Using Visuals To Capture Important Contract Details


Let's face it, one of the more daunting tasks when trying to digest a new deal is discerning the relevant business/operational details and then capturing that information in a way that allows you easy access without going back to the contract itself.

In our Deal World Rule #4 (Use Maps to See the Deal Landscape) we discuss the utility of "deal maps" to help you better see the deal landscape. This is one of our favorite tools and we feel strongly that it is a great way to capture relevant information in an easy to digest format. There is an example of a deal map in the Deal World Rule link above to help spark some ideas.

Turning more directly to a contract, you can use a deal map to help capture the important deal terms so that a quick glance at your visual can replace hunting around in a contract. This can be extremely helpful when attempting to implement some contract management procedures. Generally, you'll want to capture several important terms:
  1. Contract Length:
    • If you know the end date well in advance, you have time to form a more intelligent plan for renewing or shopping around for a new deal.
    • Renewal can often be tricky! Many contracts have an "evergreen" clause which allows the contract to renew automatically unless notice is given by a specific date. Knowing this date in advance can save a lot of headaches!
  2. Payment Terms:
    • When can you expect payment after you've submitted an invoice? or How long after you receive an invoice do you have until you must remit payment?
    • What happens if there is a late payment?
    • What are your options if you are not paid?
  3. Ownership:
    • Who owns the Work Product? Is it licensed out to a party or owned outright without restrictions?
    • Who can use the Work Product and how can they use it?
  4. Confidentiality:
    • What information should be considered confidential and how should that information be handled?
    • What happens to information shared between the parties after the contract concludes or is terminated?
  5. Other:
    • There are many times you may want to include other important deal terms in your deal map. These could include Warranties, Non-Compete clauses, "Most-Favored Nation" clauses, assignment (i.e., can you pass on your responsibilities under the contract to a third party?), publicity (i.e., what restrictions exist with regards to disclosing your relationship with the other party and/or the fact that you are partnering with them in some way?) among others.
Having all this information in an easily accessible and easy to understand format can be a great way to keep on top of your deals and help you get the most out of your future deals! 
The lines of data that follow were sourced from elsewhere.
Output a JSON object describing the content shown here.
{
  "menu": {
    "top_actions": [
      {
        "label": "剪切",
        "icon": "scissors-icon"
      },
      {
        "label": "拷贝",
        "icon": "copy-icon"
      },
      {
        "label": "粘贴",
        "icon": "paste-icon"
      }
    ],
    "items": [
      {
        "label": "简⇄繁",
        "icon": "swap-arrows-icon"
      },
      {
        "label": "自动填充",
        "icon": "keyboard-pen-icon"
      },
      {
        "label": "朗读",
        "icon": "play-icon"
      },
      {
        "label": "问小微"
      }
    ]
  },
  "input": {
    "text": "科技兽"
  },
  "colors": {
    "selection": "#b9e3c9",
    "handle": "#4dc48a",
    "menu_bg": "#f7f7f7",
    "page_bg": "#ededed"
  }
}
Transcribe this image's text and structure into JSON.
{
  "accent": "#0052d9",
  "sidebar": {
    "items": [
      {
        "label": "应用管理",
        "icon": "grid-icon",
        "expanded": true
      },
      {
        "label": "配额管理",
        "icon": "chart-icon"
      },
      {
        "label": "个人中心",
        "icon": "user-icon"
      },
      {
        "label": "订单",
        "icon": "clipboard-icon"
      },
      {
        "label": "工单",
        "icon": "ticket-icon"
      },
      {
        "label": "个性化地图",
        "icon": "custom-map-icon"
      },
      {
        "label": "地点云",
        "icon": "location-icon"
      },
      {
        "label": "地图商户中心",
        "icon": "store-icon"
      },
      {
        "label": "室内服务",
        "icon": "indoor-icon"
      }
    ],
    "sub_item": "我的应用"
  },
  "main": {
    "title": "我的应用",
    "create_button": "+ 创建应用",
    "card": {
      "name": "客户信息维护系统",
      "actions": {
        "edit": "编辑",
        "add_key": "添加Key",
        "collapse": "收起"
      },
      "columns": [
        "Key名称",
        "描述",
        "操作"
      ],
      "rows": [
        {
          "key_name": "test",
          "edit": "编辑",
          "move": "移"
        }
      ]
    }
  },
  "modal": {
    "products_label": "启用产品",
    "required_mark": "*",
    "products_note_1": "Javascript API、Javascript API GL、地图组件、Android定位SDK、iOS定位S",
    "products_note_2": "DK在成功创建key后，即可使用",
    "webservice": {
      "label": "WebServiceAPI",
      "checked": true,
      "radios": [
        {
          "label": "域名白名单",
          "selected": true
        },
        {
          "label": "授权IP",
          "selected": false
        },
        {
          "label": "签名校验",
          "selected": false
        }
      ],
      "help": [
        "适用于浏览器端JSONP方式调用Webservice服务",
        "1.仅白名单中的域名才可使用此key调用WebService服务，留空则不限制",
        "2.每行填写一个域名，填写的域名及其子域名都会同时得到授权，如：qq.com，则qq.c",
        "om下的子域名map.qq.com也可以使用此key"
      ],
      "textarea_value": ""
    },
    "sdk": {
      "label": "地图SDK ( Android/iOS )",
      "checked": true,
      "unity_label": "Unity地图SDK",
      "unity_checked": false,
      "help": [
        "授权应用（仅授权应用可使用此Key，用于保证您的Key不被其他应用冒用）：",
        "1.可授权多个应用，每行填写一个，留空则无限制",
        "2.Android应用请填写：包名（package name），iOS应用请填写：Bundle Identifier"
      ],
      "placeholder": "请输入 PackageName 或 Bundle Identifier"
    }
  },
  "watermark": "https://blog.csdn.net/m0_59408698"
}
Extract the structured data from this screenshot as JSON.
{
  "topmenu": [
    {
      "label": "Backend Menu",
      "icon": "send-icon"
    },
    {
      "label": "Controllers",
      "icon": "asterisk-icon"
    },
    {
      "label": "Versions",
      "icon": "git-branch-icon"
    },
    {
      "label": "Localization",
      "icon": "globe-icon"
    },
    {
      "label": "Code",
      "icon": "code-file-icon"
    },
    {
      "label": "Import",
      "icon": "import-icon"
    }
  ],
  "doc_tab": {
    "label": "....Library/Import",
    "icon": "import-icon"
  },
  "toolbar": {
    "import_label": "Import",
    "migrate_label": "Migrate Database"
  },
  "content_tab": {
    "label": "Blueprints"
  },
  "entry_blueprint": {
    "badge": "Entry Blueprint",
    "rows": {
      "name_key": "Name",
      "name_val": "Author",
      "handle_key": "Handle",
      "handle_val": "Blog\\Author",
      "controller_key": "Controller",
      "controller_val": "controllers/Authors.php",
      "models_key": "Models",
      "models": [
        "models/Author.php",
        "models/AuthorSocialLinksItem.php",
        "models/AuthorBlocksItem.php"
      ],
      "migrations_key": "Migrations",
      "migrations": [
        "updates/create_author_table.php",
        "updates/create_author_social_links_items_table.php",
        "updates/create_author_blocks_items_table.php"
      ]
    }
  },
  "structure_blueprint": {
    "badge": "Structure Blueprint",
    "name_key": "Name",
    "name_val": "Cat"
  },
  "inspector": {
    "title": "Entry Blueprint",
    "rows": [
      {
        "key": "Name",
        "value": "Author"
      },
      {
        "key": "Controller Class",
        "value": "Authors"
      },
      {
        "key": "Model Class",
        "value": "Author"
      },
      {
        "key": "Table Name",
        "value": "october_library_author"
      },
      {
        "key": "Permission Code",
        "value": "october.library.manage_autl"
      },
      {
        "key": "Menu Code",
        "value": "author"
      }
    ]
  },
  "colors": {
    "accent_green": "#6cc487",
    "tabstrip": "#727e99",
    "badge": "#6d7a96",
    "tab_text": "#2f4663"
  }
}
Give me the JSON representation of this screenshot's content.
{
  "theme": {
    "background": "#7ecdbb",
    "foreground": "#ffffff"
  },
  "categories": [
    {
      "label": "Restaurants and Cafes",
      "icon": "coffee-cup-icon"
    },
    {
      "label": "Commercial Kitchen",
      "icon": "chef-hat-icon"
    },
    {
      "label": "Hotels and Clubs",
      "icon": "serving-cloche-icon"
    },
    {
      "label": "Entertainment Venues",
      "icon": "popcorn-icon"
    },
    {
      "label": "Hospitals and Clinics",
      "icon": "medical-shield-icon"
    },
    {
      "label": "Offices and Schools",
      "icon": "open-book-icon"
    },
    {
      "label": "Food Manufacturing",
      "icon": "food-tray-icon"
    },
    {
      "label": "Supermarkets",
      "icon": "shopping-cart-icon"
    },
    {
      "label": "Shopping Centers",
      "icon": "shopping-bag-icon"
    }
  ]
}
Contracts & Behavioral Economics


I'm always interested in the way in which compromises are reached, especially in terms of doing deals and putting that language into the contract. If we could do whatever we wanted without consequences,  we'd all write contracts that pushed all burdens, obligations and risks to the other party while handing ourselves all the upside. Since that's not the way things work, we end up making compromises that end up shaping our behaviors with respect to the other party.

In the post, Contract Terms as a Driver of Behavior, Tim Cummins marvels over how little attention is paid by the legal community to the field of behavioral economics. This is primarily due to the way in which contract principles are presented in most law schools: You do something wrong, the contract has a way of punishing that behavior. The question posed by Tim is whether that's really all that helpful in terms of a real-world business contract. Do you want to punish failure or encourage full disclosure in order to attempt to mitigate the consequences of failure. Not an easy line to draw on the page.

It's fairly obvious that negative consequences do not always deter bad behavior. According to the prevalent work in economic theories most parties will breach a contract when it's possible to pay the appropriate damages and still make a profit. So, the question in my mind is how to reward or at least encourage "good" behavior between two contracting parties. For some interesting reading on the subject, check out this interview with Harvard Business School associate professor Nava Ashraf. One of the issues raised in the interview discusses the issue:
"... we trust managers to carry out the interests of shareholders: We can build contracts to align manager incentives with those of shareholders, but we are never able to completely contract on all the things we care about and want to enforce. Implicitly, then, we hold a belief that managers have internalized the values we care about, and trust them to act on those, particularly when they might come in conflict with their own interests."
Without getting into the nitty gritty of Behavioral Economic Theory (which I am woefully unqualified to do), what many researchers are looking at now is what a breach of contract costs outside of the four corners of the contract. That is, what is your reputation, brand, trust, etc., worth in economic terms.